It is suspected that other genetic abnormalities underlying familial thrombosis will in future be discovered through studies of the entire genetic code, looking for small alternations in genes.[4][5]

References

External links

This article was sourced from Creative Commons Attribution-ShareAlike License; additional terms may apply. World Heritage Encyclopedia content is assembled from numerous content providers, Open Access Publishing, and in compliance with The Fair Access to Science and Technology Research Act (FASTR), Wikimedia Foundation, Inc., Public Library of Science, The Encyclopedia of Life, Open Book Publishers (OBP), PubMed, U.S. National Library of Medicine, National Center for Biotechnology Information, U.S. National Library of Medicine, National Institutes of Health (NIH), U.S. Department of Health & Human Services, and USA.gov, which sources content from all federal, state, local, tribal, and territorial government publication portals (.gov, .mil, .edu). Funding for USA.gov and content contributors is made possible from the U.S. Congress, E-Government Act of 2002.
 
Crowd sourced content that is contributed to World Heritage Encyclopedia is peer reviewed and edited by our editorial staff to ensure quality scholarly research articles.
 
By using this site, you agree to the Terms of Use and Privacy Policy. World Heritage Encyclopedia™ is a registered trademark of the World Public Library Association, a non-profit organization.
 


Copyright © World Library Foundation.
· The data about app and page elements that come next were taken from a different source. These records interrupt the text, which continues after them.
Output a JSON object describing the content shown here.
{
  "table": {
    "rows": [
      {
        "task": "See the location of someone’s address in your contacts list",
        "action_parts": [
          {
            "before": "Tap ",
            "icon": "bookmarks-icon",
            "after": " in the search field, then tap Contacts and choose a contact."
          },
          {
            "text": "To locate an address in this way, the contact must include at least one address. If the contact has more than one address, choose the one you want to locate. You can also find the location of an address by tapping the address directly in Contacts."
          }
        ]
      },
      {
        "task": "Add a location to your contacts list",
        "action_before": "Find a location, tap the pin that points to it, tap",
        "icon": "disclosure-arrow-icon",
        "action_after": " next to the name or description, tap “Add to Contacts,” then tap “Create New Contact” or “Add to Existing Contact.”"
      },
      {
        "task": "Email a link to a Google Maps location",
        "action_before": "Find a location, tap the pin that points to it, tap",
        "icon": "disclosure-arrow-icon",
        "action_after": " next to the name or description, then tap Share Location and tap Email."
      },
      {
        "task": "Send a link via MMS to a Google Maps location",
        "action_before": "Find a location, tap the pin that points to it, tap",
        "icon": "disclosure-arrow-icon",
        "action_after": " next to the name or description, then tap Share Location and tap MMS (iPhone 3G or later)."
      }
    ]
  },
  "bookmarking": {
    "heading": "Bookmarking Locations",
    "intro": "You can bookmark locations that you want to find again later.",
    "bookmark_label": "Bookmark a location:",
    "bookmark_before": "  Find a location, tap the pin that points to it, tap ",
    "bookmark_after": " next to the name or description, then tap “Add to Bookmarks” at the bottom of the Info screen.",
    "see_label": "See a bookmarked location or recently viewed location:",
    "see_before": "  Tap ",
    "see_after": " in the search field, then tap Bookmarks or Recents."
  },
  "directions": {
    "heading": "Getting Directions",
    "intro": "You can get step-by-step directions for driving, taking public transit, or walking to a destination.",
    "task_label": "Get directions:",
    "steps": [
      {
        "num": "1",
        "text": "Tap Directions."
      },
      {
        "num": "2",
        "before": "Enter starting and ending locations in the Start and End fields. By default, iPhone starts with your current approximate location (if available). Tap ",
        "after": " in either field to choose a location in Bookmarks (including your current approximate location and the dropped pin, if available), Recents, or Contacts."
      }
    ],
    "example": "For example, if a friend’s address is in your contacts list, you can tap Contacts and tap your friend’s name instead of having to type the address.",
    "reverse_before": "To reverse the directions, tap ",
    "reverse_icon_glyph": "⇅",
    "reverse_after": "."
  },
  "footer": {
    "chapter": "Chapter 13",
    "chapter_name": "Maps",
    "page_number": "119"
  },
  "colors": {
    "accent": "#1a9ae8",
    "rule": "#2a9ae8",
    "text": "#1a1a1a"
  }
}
All rights reserved. eBooks from Project Gutenberg are sponsored by the World Library Foundation,
a 501c(4) Member's Support Non-Profit Organization, and is NOT affiliated with any governmental agency or department.